In the weeks and months after George Floyd was murdered in Minneapolis, Minnesota, and after police shot and killed Breonna Taylor in her home in Louisville, Kentucky, tens of millions of people took to the streets to protest racist police brutality, making the Black Lives Matter movement one of the largest social movements in American history. That movement has been fueled, in part, by cell phone video, which has made it possible for ordinary people to document and bear witness to atrocities that would otherwise be denied or ignored, and to share their documentation with national and global audiences, sparking national and even global public outrage.
The centrality of cell phone video to recent protests made it particularly disturbing to learn that San Diego Police Department officers had seized protesters’ phones after arresting them at anti-police brutality protests, and had refused to return them for weeks or months after the protesters were released from jail.
This federal lawsuit was litigated by the ACLU Foundation of San Diego & Imperial Counties (ACLUF-SDIC), Community Advocates for Just and Moral Governance (MoGo), and Singleton, Schreiber McKenzie & Scott Law Firm (SSMS), and Mintz, Levin, Cohn, Ferris, Glovsky and Popeo, P.C., on behalf of Plaintiff Christina Griffin-Jones, whose cell phone was seized when she was arrested by San Diego Police Department (SDPD) officers during an anti-police violence demonstration on Sept. 23, 2020. While she was released the following day, she did not receive her phone until after this lawsuit was filed. When it was finally returned to her, it was broken.
The prolonged seizure of Ms. Griffin-Jones’ phone followed a similar incident earlier in the summer of 2020. On Sept. 24, 2020, ACLUF-SDIC, MoGo and SSMS sent a letter to the police department demanding the immediate return of phones seized from protesters at an Aug. 28 protest against the police shooting of Jacob Blake in Kenosha, Wis., which was recorded on a cell phone. The letter explained that a warrant is generally required to search a cell phone, and law enforcement agencies must promptly seek search warrants for impounded property. Otherwise, prolonged seizure of the property is unconstitutional.
Responding to the letter more than a month after the phones were taken from protesters, SDPD contended that “phones which are impounded as evidence will remain in our custody and if the contents are going to be sought, a detective will request a search warrant from a judge as required by law.”
This response, coupled with the later seizure of Griffin-Jones’ phone indicated that SDPD continued to believe it had the authority to maintain possession of protesters’ phones for an indefinite period of time, and that there was no urgency to decide whether to seek warrants to search them, contrary to individuals’ statutory and constitutional rights.
The centrality of cell phone video to the Black Lives Matter movement makes clear that when police seize and unlawfully maintain possession of people’s phones, they are striking at the heart of one of the most important struggles for social justice in our lifetimes.
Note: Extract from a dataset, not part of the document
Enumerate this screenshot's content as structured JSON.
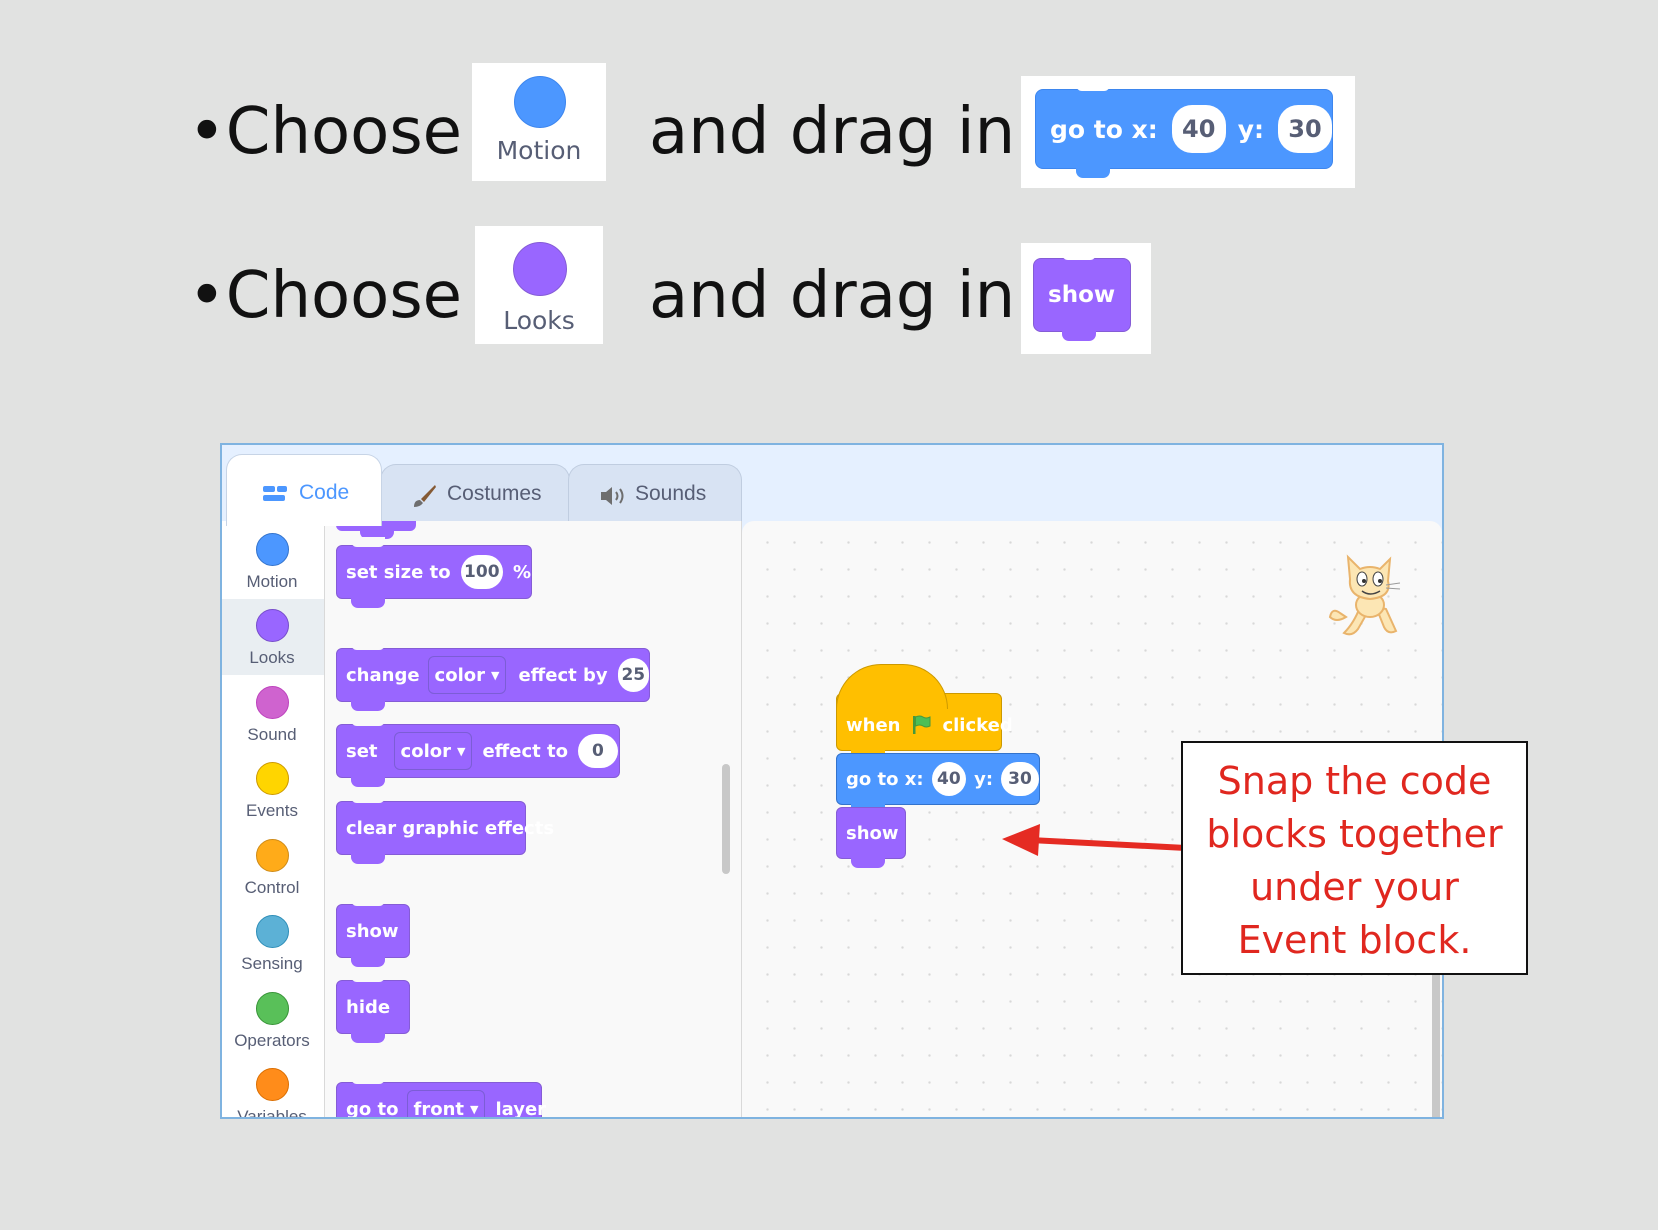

Moreover, people’s cell phones carry troves of personal, private information that must be protected from law enforcement agencies’ illegal and unconstitutional intrusions.
As Trenton Lamere, an associate with SSMS, said when we filed this suit: “From banking and healthcare to food deliveries and rideshares, people rely on cell phones like never before. Courts and legislatures have rightly determined that cell phones deserve special protections.” This suit was necessary “to ensure SDPD and all other law enforcement agencies respect our client’s constitutional rights and comply with the laws on seizing cell phones.”
The lawsuit asked for the immediate return of Griffin-Jones’ phone and for monetary damages. We argued that SDPD officers, polices, and practices violated Griffin-Jones’ rights against unreasonable seizure of her property, and her due process rights, under the Federal and California constitutions, and were also out of compliance with state law.
But the issue always went beyond the facts of this immediate case. The stakes were made clear by MoGo Executive Director Geneviéve Jones-Wright, who noted that “it is important to understand that what happened to our client is not an isolated incident. The illegal seizure of protesters’ cell phones now appears to be a common practice and a tool for repression. I am afraid that law enforcement, including SDPD, is using this tactic to intimidate and discourage protesters and organizers in an effort to silence them. Whatever the purpose behind the actions, the actions are not lawful. This is why it is important for lawyers to step up and protect our cherished constitutional freedoms.”